- **What the task asks**:
Without leaving out a single line, restate the entries below exactly.

(Recorded data)
::::::::

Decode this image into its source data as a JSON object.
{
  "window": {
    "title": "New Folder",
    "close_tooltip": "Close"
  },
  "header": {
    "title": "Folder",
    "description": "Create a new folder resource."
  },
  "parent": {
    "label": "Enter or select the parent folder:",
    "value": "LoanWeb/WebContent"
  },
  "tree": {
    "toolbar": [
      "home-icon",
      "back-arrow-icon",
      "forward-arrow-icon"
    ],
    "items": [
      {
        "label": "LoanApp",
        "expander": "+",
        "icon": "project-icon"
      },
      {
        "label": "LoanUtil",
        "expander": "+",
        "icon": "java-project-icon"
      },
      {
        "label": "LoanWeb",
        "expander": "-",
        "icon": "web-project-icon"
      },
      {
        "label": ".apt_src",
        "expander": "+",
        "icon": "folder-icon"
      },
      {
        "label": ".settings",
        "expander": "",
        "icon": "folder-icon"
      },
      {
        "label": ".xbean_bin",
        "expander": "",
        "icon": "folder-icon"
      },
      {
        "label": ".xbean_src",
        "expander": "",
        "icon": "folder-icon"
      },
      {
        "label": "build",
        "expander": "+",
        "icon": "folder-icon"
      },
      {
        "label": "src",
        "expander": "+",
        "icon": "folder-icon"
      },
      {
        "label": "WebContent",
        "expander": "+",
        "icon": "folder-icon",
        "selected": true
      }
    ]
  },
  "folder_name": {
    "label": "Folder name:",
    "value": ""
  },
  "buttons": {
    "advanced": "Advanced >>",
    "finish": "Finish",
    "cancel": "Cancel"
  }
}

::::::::

- **Written reply**:
Decode this image into its source data as a JSON object.
{
  "window": {
    "title": "New Folder",
    "close_tooltip": "Close"
  },
  "header": {
    "title": "Folder",
    "description": "Create a new folder resource."
  },
  "parent": {
    "label": "Enter or select the parent folder:",
    "value": "LoanWeb/WebContent"
  },
  "tree": {
    "toolbar": [
      "home-icon",
      "back-arrow-icon",
      "forward-arrow-icon"
    ],
    "items": [
      {
        "label": "LoanApp",
        "expander": "+",
        "icon": "project-icon"
      },
      {
        "label": "LoanUtil",
        "expander": "+",
        "icon": "java-project-icon"
      },
      {
        "label": "LoanWeb",
        "expander": "-",
        "icon": "web-project-icon"
      },
      {
        "label": ".apt_src",
        "expander": "+",
        "icon": "folder-icon"
      },
      {
        "label": ".settings",
        "expander": "",
        "icon": "folder-icon"
      },
      {
        "label": ".xbean_bin",
        "expander": "",
        "icon": "folder-icon"
      },
      {
        "label": ".xbean_src",
        "expander": "",
        "icon": "folder-icon"
      },
      {
        "label": "build",
        "expander": "+",
        "icon": "folder-icon"
      },
      {
        "label": "src",
        "expander": "+",
        "icon": "folder-icon"
      },
      {
        "label": "WebContent",
        "expander": "+",
        "icon": "folder-icon",
        "selected": true
      }
    ]
  },
  "folder_name": {
    "label": "Folder name:",
    "value": ""
  },
  "buttons": {
    "advanced": "Advanced >>",
    "finish": "Finish",
    "cancel": "Cancel"
  }
}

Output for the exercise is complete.